Wednesday July 25, 2012
Earning the trust of foreign and local medical institutions
By LIZ LEE
TRUST is a big word in the medical devices industry it has the power to make or break a manufacturer's business anywhere.
A local manufacturer who wants to break into the international market will have standards to live up to in order to attract foreign buyers and there have been some local success stories.
“For medical devices, the standards that are most significant comes from the United States Pharmacopeia or the European Pharmacopeia,” he says.
“However, most advanced markets will have their own entry barriers through product registration requirements for sale in-country and through the regulatory bodies.”
The “barriers” that Choudhury refers to include the US Food and Drug Administration (FDA), the European Conformity (CE) marking, the Canadian Medical Devices Conformity Assessment System, the Pharmaceutical Affairs Law in Japan and the Therapeutic Goods Administration in Australia.
He told StarBiz that while there are country and agency peculiarities on the required in-country standards, there is a drive to harmonise the standards globally now so that the standards will largely be the same, with exception for some local requirements in some countries.
In Malaysia, the Medical Device Bureau under the Health Ministry is the body that regulates medical devices.
While companies are looking beyond their local shores, the irony is that Malaysian players are getting the sceptical squint from local buyers.
UWC Healthcare Sdn Bhd operating manager Jason Ng says there is a lack of sufficient medical device expertise in the Malaysian market, resulting in government hospitals preferring to buy overseas brands instead of local products.
“This happens even when the quality is the same and local products are cheaper,” he says. “Nowadays, a lot of China and India medical devices are offered at a better price but without guarantee on the quality. The brand or manufacturer could disappear when some serious issues happen,” he adds.
Acknowledging the effortsmade by the Economic Transformation Programme (ETP), Ng says that the relevant authorities still need to look into the matter seriously and review the tax structure to make local manufacturers competitive.
Ng says a number of factors need to be addressed to accelerate industry growth.
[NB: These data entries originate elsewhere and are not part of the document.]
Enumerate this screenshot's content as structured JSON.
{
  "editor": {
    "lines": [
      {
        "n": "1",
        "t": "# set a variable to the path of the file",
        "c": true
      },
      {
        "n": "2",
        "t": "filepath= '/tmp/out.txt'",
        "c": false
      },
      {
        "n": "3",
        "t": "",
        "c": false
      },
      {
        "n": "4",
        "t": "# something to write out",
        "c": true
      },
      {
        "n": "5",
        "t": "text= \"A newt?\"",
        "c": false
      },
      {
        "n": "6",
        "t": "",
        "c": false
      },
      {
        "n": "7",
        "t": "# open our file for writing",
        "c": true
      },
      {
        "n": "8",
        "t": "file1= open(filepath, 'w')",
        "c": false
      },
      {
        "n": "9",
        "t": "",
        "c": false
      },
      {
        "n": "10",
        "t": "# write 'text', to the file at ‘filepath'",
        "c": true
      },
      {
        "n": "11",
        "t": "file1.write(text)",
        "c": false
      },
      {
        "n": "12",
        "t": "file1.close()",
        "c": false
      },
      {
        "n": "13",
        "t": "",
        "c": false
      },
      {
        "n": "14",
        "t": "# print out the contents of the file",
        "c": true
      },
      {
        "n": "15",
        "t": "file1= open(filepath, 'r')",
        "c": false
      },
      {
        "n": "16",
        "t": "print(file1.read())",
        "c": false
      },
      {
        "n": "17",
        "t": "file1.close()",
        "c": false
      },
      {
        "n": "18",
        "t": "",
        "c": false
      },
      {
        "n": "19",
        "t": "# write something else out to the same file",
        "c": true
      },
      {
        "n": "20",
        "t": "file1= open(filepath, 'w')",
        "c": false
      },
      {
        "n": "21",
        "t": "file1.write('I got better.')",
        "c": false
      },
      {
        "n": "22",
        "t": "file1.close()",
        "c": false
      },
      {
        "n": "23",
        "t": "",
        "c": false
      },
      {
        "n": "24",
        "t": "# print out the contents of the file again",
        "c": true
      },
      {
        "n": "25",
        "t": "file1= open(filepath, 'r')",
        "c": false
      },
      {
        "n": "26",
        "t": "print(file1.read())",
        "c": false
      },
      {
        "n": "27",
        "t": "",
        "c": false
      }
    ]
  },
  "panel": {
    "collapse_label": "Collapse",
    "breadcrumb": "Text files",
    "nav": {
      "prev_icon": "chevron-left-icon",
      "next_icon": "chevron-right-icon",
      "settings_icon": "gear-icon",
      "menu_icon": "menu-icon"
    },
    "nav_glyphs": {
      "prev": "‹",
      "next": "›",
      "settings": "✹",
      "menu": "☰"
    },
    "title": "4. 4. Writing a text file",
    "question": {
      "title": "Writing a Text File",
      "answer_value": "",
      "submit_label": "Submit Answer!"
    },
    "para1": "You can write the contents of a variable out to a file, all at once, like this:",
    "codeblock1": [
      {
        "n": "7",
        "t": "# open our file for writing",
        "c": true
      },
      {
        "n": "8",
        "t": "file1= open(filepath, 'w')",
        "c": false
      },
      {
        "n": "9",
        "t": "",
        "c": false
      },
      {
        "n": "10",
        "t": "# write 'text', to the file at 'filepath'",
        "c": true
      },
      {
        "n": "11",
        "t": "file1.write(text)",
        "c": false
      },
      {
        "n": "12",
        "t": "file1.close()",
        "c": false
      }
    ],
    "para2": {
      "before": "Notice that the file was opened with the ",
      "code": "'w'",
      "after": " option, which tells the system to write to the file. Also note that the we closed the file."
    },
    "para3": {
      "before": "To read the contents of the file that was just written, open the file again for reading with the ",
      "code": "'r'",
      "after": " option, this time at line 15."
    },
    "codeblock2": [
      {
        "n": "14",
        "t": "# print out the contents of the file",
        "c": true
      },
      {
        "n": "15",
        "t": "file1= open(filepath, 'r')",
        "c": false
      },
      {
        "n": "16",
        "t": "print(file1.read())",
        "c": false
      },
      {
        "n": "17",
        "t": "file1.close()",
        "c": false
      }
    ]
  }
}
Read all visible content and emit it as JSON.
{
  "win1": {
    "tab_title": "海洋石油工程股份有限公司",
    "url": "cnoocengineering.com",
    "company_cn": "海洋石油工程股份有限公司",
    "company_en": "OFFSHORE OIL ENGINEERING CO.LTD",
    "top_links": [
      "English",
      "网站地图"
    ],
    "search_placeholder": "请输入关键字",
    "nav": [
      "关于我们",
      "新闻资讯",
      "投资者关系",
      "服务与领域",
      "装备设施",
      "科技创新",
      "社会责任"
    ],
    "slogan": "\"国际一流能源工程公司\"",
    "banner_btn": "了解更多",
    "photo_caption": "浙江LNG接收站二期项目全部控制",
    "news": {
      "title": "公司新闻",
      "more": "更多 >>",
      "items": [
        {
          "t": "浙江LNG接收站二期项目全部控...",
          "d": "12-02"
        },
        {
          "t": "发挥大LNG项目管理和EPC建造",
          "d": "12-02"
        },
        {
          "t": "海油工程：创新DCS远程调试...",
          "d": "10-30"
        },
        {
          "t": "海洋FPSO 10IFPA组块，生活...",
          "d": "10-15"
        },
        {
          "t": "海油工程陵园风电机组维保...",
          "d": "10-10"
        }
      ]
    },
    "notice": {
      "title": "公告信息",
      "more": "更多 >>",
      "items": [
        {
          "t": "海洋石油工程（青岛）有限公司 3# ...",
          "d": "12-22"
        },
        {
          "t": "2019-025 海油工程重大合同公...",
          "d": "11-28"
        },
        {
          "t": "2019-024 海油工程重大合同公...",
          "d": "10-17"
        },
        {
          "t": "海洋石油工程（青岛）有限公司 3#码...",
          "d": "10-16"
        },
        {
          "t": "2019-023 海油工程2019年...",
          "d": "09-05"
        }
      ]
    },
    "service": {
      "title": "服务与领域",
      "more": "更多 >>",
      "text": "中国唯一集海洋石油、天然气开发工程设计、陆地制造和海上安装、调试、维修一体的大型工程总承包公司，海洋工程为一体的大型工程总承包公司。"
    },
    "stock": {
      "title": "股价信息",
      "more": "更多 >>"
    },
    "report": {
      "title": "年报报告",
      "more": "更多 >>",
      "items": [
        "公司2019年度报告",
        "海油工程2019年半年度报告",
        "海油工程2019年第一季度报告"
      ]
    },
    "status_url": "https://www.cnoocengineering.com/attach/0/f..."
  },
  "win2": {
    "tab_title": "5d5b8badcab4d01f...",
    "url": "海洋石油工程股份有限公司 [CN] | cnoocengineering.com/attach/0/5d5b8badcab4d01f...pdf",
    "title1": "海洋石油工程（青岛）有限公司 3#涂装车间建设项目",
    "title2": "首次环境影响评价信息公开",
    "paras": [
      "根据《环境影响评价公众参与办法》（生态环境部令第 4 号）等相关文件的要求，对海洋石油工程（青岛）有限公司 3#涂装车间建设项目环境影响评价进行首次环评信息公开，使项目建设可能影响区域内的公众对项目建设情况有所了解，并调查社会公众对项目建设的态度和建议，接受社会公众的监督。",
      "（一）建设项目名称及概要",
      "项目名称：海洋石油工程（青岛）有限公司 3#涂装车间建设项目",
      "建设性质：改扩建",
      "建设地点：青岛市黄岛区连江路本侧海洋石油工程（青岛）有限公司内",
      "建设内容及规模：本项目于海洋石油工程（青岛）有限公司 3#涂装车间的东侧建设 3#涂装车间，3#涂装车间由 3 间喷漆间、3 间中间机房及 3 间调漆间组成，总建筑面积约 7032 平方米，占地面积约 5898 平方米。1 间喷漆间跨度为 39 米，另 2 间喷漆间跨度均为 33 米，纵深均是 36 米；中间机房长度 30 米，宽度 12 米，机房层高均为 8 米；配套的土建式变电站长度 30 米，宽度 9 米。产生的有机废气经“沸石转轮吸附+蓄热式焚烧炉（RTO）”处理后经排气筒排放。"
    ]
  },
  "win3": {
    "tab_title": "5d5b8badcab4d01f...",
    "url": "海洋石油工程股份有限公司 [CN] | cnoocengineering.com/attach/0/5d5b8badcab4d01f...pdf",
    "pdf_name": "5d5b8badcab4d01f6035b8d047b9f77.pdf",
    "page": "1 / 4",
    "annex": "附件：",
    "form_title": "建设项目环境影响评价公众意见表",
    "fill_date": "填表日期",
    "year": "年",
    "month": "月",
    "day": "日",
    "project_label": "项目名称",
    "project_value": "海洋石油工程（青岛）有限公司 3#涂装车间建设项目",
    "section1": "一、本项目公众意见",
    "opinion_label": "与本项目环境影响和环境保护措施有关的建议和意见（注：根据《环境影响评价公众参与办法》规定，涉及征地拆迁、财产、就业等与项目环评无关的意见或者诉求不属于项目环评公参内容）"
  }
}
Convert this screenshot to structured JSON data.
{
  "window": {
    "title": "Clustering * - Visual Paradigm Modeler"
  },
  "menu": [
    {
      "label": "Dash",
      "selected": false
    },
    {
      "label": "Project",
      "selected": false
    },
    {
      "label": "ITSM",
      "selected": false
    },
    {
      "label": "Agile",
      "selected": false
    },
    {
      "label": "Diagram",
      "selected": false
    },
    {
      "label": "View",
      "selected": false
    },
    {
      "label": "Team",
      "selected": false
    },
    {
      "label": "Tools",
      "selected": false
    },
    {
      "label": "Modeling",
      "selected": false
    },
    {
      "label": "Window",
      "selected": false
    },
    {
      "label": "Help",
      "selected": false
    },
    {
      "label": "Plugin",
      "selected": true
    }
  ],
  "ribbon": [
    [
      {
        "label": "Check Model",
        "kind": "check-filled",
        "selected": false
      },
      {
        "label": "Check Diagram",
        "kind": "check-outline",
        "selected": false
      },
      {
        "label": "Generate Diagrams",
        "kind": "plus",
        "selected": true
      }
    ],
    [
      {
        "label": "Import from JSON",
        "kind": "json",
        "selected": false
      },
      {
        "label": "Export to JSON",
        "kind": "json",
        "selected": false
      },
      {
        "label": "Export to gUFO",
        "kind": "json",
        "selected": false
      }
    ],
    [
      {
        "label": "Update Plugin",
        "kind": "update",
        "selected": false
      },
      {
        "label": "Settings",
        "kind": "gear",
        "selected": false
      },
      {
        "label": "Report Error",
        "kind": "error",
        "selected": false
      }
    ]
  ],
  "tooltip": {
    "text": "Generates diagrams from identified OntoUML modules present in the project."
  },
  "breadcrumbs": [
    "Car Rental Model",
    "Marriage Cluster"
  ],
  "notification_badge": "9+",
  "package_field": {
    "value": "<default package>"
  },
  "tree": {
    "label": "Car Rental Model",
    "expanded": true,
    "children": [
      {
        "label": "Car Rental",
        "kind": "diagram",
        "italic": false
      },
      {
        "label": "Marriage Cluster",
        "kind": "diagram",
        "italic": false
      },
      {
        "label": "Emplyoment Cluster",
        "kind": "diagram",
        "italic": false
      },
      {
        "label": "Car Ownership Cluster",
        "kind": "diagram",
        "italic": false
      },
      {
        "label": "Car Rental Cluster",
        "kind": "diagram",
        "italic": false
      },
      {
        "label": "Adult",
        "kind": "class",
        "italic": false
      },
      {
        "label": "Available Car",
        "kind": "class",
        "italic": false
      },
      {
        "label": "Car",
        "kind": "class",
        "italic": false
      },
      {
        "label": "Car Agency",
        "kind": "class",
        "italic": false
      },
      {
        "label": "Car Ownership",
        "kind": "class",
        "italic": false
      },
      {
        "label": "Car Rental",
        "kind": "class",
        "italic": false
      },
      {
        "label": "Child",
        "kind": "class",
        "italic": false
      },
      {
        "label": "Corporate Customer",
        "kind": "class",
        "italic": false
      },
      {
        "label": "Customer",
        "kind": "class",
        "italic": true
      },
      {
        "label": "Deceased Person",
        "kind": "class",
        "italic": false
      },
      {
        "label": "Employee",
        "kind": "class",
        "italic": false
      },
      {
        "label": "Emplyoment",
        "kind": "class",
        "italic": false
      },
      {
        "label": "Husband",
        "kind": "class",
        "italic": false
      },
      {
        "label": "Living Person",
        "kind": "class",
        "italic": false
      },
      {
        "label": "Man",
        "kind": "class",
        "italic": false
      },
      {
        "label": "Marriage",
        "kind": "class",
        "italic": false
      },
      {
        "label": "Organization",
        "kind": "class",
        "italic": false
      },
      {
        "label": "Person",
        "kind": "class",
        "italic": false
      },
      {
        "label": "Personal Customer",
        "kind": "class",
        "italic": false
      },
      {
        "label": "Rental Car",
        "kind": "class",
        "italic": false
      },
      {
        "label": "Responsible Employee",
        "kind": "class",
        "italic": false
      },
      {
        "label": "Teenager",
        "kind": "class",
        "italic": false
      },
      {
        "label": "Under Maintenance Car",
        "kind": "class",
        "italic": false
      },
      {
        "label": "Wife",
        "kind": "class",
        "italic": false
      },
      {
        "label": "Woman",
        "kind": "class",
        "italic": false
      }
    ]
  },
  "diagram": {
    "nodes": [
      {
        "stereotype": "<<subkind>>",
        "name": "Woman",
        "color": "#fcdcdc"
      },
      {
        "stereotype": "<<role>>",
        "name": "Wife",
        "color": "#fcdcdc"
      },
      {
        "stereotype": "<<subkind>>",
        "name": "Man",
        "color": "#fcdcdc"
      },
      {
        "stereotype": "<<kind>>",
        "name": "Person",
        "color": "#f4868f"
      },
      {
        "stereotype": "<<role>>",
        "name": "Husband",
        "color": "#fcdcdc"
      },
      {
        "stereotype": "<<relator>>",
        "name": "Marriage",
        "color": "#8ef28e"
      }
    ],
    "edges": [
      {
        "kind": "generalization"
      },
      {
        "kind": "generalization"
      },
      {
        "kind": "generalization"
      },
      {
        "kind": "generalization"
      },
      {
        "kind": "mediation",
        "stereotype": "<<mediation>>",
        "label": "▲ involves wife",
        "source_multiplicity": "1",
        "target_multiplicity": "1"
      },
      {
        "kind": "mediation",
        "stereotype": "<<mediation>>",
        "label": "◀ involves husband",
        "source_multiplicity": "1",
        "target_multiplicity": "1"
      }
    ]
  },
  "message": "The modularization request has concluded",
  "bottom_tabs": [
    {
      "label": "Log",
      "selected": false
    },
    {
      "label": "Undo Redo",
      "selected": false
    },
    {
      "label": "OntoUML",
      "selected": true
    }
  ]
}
One factor that affects the industry is the lack of medical devices innovation and support such as pro-local product procurement policies in both the public and private sectors.
“There is also no sufficient incentives to attract and retain local players, as well as a lack of harmonisation internally and externally with other jurisdictions, and no clear national strategy for the sector,” he notes.
The ETP healthcare National Key Economic Area (NKEA) associate director Fabian Bigar reveals that the problem of getting local buyers is not new to the industry but he believes it is not insurmountable.
“We were told that the biggest problem is the preference for foreign branded products over locally-made quality products. I believe that over time this can be overcome, as long as local manufacturers can demonstrate that their products meet quality and safety standards and have access to the local markets.”
“It doesn't make sense when local products are exported to Europe with CE marking and registered with FDA, but cannot access local markets because users prefer foreign brands,” he says.
Bigar adds that Pemandu (the Performance Management and Delivery Unit under the Prime Minister's Department) has been working on incentivising the sector. It has organised an NKEA lab specifically for medical devices last year, bringing together industry players and government agencies.
He says one incentive for local players to go global is via an “off-take agreement policy”. “(That means) they can enter a procurement agreement with the Government for a specific period and this can be extended should the players are able to prove they can register the products abroad and export them,” he explains.
The Health Ministry has agreed to the proposal and is now drafting the mechanism for implementation.
Other than governmental initiatives, Choudhury says that the sector itself should also push matters. He notes that the Government has made efforts to develop this industry, and for him, the most significant has been the formation of the Medical Devices Authority (MDA).
“The task before the MDA is quite daunting, but I am sure it has very capable people manning the fort. The industry itself has largely been the preserve of the multinational companies having their production bases here.”
He adds that the only significant local medical devices players enjoying a global reputation are the rubber glove makers.
“Today they still are the most significant exporters of Malaysian medical products globally and this certainly was not achieved in two years. There is already a group of committed companies under the healthcare NKEA for medical devices charting a growth path from here to 2020.”
Choudhury hopes that the group will get the required support to succeed as the impact is expected to be very significant for the industry. Besides that, there are also many local institutions getting into research and development work in medical devices.
“Of course we need to do more. The Government can only do so much. We should see more big private sector initiatives, even some governtment-link companies should ramp up their involvement in this industry especially manufacturing initiatives.
“I wish also to see more local practitioners coming out as inventor of devices and then have local companies produce for global consumption. Let the cycle begin.”